◆ Activity: Reproduce the data in full, exactly.

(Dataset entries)
__________

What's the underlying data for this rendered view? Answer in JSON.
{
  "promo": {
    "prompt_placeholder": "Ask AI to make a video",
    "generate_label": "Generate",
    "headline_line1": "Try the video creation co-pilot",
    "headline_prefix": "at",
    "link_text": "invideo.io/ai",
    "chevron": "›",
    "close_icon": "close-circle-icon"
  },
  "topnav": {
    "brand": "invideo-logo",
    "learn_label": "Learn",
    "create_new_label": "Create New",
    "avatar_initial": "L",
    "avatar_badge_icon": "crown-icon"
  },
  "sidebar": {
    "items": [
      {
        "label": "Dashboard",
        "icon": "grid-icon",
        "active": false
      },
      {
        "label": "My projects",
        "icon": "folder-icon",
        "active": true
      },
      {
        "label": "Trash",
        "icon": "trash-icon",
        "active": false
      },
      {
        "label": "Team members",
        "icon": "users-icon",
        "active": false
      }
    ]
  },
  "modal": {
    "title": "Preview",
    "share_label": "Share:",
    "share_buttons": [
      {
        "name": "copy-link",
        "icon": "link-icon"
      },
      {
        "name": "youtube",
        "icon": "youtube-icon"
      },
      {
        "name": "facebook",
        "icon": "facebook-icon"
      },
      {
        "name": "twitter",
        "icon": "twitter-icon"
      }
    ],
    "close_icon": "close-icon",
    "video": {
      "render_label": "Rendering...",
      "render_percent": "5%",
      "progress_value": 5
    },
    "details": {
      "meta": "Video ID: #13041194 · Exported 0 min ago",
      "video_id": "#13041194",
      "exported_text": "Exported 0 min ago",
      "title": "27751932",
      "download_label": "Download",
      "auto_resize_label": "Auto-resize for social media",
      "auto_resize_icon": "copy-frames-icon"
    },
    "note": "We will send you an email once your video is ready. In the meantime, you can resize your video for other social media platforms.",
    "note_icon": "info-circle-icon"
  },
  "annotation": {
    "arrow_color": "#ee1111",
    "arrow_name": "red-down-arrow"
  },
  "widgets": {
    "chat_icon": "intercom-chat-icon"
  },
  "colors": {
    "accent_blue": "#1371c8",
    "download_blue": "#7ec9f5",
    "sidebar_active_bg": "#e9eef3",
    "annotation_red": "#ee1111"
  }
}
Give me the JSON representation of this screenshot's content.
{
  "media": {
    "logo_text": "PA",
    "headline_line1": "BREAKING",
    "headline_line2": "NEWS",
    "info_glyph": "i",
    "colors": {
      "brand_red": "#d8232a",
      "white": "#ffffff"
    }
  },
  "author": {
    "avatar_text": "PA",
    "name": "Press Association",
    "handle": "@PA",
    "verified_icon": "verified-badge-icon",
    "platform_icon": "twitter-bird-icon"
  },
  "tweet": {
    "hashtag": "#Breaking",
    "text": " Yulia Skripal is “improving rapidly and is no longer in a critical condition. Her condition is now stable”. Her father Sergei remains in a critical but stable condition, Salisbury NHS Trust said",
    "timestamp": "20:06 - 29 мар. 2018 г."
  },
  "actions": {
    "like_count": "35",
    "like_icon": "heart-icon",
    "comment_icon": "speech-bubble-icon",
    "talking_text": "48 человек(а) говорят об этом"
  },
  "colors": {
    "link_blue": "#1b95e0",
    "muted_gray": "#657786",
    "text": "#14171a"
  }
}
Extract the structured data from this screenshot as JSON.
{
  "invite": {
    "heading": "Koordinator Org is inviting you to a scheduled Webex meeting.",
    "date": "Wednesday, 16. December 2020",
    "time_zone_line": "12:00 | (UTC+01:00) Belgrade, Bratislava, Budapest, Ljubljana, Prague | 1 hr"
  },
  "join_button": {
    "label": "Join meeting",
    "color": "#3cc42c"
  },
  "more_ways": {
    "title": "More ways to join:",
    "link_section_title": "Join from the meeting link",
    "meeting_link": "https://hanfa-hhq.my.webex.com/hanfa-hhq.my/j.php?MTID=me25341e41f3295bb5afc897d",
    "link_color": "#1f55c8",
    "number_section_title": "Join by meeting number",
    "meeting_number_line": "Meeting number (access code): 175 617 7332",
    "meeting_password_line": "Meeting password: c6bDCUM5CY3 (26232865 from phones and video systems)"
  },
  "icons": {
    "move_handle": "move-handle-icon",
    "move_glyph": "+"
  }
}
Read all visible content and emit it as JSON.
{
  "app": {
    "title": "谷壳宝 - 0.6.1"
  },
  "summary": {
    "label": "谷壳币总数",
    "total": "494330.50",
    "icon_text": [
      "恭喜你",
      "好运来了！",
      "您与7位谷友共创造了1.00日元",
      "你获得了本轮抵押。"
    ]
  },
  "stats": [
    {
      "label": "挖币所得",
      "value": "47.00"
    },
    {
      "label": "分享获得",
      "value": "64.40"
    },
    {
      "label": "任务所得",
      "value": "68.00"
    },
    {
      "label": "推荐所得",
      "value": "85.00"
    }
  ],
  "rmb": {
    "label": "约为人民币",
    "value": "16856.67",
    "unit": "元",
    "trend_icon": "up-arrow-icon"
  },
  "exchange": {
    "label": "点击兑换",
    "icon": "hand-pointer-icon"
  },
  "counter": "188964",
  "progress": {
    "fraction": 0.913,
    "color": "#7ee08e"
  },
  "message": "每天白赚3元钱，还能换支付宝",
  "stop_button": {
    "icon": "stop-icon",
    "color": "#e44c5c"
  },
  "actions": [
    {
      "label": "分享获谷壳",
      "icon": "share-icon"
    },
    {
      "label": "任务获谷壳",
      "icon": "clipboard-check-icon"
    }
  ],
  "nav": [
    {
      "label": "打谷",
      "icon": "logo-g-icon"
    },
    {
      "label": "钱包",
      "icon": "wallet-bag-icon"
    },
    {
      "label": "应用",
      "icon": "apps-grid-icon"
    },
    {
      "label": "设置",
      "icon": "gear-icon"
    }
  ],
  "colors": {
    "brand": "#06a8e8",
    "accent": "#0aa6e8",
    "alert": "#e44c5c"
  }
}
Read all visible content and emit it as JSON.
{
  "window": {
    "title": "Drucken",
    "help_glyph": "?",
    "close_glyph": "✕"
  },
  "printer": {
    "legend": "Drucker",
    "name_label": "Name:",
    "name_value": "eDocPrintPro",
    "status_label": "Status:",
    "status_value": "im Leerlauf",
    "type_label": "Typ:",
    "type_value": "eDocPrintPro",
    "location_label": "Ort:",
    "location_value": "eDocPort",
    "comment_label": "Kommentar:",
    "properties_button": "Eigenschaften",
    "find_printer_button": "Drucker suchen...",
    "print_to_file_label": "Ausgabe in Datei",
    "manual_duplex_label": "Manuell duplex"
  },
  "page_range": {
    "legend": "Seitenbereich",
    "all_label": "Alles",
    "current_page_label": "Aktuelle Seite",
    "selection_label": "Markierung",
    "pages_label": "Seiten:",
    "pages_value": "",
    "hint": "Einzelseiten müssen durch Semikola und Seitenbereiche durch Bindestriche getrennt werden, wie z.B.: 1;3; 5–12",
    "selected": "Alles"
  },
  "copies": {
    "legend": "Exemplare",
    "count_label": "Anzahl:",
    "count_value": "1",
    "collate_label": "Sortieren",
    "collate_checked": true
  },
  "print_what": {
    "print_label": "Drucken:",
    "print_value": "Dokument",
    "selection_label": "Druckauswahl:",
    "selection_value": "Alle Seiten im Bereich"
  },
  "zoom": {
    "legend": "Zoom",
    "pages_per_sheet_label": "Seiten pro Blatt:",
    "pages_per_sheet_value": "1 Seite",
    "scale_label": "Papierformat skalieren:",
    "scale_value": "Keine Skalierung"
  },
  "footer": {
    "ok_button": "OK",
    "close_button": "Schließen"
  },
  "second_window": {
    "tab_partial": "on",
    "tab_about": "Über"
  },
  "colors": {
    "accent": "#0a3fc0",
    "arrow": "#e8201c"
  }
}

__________

◆ Response to the exercise:
What's the underlying data for this rendered view? Answer in JSON.
{
  "promo": {
    "prompt_placeholder": "Ask AI to make a video",
    "generate_label": "Generate",
    "headline_line1": "Try the video creation co-pilot",
    "headline_prefix": "at",
    "link_text": "invideo.io/ai",
    "chevron": "›",
    "close_icon": "close-circle-icon"
  },
  "topnav": {
    "brand": "invideo-logo",
    "learn_label": "Learn",
    "create_new_label": "Create New",
    "avatar_initial": "L",
    "avatar_badge_icon": "crown-icon"
  },
  "sidebar": {
    "items": [
      {
        "label": "Dashboard",
        "icon": "grid-icon",
        "active": false
      },
      {
        "label": "My projects",
        "icon": "folder-icon",
        "active": true
      },
      {
        "label": "Trash",
        "icon": "trash-icon",
        "active": false
      },
      {
        "label": "Team members",
        "icon": "users-icon",
        "active": false
      }
    ]
  },
  "modal": {
    "title": "Preview",
    "share_label": "Share:",
    "share_buttons": [
      {
        "name": "copy-link",
        "icon": "link-icon"
      },
      {
        "name": "youtube",
        "icon": "youtube-icon"
      },
      {
        "name": "facebook",
        "icon": "facebook-icon"
      },
      {
        "name": "twitter",
        "icon": "twitter-icon"
      }
    ],
    "close_icon": "close-icon",
    "video": {
      "render_label": "Rendering...",
      "render_percent": "5%",
      "progress_value": 5
    },
    "details": {
      "meta": "Video ID: #13041194 · Exported 0 min ago",
      "video_id": "#13041194",
      "exported_text": "Exported 0 min ago",
      "title": "27751932",
      "download_label": "Download",
      "auto_resize_label": "Auto-resize for social media",
      "auto_resize_icon": "copy-frames-icon"
    },
    "note": "We will send you an email once your video is ready. In the meantime, you can resize your video for other social media platforms.",
    "note_icon": "info-circle-icon"
  },
  "annotation": {
    "arrow_color": "#ee1111",
    "arrow_name": "red-down-arrow"
  },
  "widgets": {
    "chat_icon": "intercom-chat-icon"
  },
  "colors": {
    "accent_blue": "#1371c8",
    "download_blue": "#7ec9f5",
    "sidebar_active_bg": "#e9eef3",
    "annotation_red": "#ee1111"
  }
}
Give me the JSON representation of this screenshot's content.
{
  "media": {
    "logo_text": "PA",
    "headline_line1": "BREAKING",
    "headline_line2": "NEWS",
    "info_glyph": "i",
    "colors": {
      "brand_red": "#d8232a",
      "white": "#ffffff"
    }
  },
  "author": {
    "avatar_text": "PA",
    "name": "Press Association",
    "handle": "@PA",
    "verified_icon": "verified-badge-icon",
    "platform_icon": "twitter-bird-icon"
  },
  "tweet": {
    "hashtag": "#Breaking",
    "text": " Yulia Skripal is “improving rapidly and is no longer in a critical condition. Her condition is now stable”. Her father Sergei remains in a critical but stable condition, Salisbury NHS Trust said",
    "timestamp": "20:06 - 29 мар. 2018 г."
  },
  "actions": {
    "like_count": "35",
    "like_icon": "heart-icon",
    "comment_icon": "speech-bubble-icon",
    "talking_text": "48 человек(а) говорят об этом"
  },
  "colors": {
    "link_blue": "#1b95e0",
    "muted_gray": "#657786",
    "text": "#14171a"
  }
}
Extract the structured data from this screenshot as JSON.
{
  "invite": {
    "heading": "Koordinator Org is inviting you to a scheduled Webex meeting.",
    "date": "Wednesday, 16. December 2020",
    "time_zone_line": "12:00 | (UTC+01:00) Belgrade, Bratislava, Budapest, Ljubljana, Prague | 1 hr"
  },
  "join_button": {
    "label": "Join meeting",
    "color": "#3cc42c"
  },
  "more_ways": {
    "title": "More ways to join:",
    "link_section_title": "Join from the meeting link",
    "meeting_link": "https://hanfa-hhq.my.webex.com/hanfa-hhq.my/j.php?MTID=me25341e41f3295bb5afc897d",
    "link_color": "#1f55c8",
    "number_section_title": "Join by meeting number",
    "meeting_number_line": "Meeting number (access code): 175 617 7332",
    "meeting_password_line": "Meeting password: c6bDCUM5CY3 (26232865 from phones and video systems)"
  },
  "icons": {
    "move_handle": "move-handle-icon",
    "move_glyph": "+"
  }
}
Read all visible content and emit it as JSON.
{
  "app": {
    "title": "谷壳宝 - 0.6.1"
  },
  "summary": {
    "label": "谷壳币总数",
    "total": "494330.50",
    "icon_text": [
      "恭喜你",
      "好运来了！",
      "您与7位谷友共创造了1.00日元",
      "你获得了本轮抵押。"
    ]
  },
  "stats": [
    {
      "label": "挖币所得",
      "value": "47.00"
    },
    {
      "label": "分享获得",
      "value": "64.40"
    },
    {
      "label": "任务所得",
      "value": "68.00"
    },
    {
      "label": "推荐所得",
      "value": "85.00"
    }
  ],
  "rmb": {
    "label": "约为人民币",
    "value": "16856.67",
    "unit": "元",
    "trend_icon": "up-arrow-icon"
  },
  "exchange": {
    "label": "点击兑换",
    "icon": "hand-pointer-icon"
  },
  "counter": "188964",
  "progress": {
    "fraction": 0.913,
    "color": "#7ee08e"
  },
  "message": "每天白赚3元钱，还能换支付宝",
  "stop_button": {
    "icon": "stop-icon",
    "color": "#e44c5c"
  },
  "actions": [
    {
      "label": "分享获谷壳",
      "icon": "share-icon"
    },
    {
      "label": "任务获谷壳",
      "icon": "clipboard-check-icon"
    }
  ],
  "nav": [
    {
      "label": "打谷",
      "icon": "logo-g-icon"
    },
    {
      "label": "钱包",
      "icon": "wallet-bag-icon"
    },
    {
      "label": "应用",
      "icon": "apps-grid-icon"
    },
    {
      "label": "设置",
      "icon": "gear-icon"
    }
  ],
  "colors": {
    "brand": "#06a8e8",
    "accent": "#0aa6e8",
    "alert": "#e44c5c"
  }
}
Read all visible content and emit it as JSON.
{
  "window": {
    "title": "Drucken",
    "help_glyph": "?",
    "close_glyph": "✕"
  },
  "printer": {
    "legend": "Drucker",
    "name_label": "Name:",
    "name_value": "eDocPrintPro",
    "status_label": "Status:",
    "status_value": "im Leerlauf",
    "type_label": "Typ:",
    "type_value": "eDocPrintPro",
    "location_label": "Ort:",
    "location_value": "eDocPort",
    "comment_label": "Kommentar:",
    "properties_button": "Eigenschaften",
    "find_printer_button": "Drucker suchen...",
    "print_to_file_label": "Ausgabe in Datei",
    "manual_duplex_label": "Manuell duplex"
  },
  "page_range": {
    "legend": "Seitenbereich",
    "all_label": "Alles",
    "current_page_label": "Aktuelle Seite",
    "selection_label": "Markierung",
    "pages_label": "Seiten:",
    "pages_value": "",
    "hint": "Einzelseiten müssen durch Semikola und Seitenbereiche durch Bindestriche getrennt werden, wie z.B.: 1;3; 5–12",
    "selected": "Alles"
  },
  "copies": {
    "legend": "Exemplare",
    "count_label": "Anzahl:",
    "count_value": "1",
    "collate_label": "Sortieren",
    "collate_checked": true
  },
  "print_what": {
    "print_label": "Drucken:",
    "print_value": "Dokument",
    "selection_label": "Druckauswahl:",
    "selection_value": "Alle Seiten im Bereich"
  },
  "zoom": {
    "legend": "Zoom",
    "pages_per_sheet_label": "Seiten pro Blatt:",
    "pages_per_sheet_value": "1 Seite",
    "scale_label": "Papierformat skalieren:",
    "scale_value": "Keine Skalierung"
  },
  "footer": {
    "ok_button": "OK",
    "close_button": "Schließen"
  },
  "second_window": {
    "tab_partial": "on",
    "tab_about": "Über"
  },
  "colors": {
    "accent": "#0a3fc0",
    "arrow": "#e8201c"
  }
}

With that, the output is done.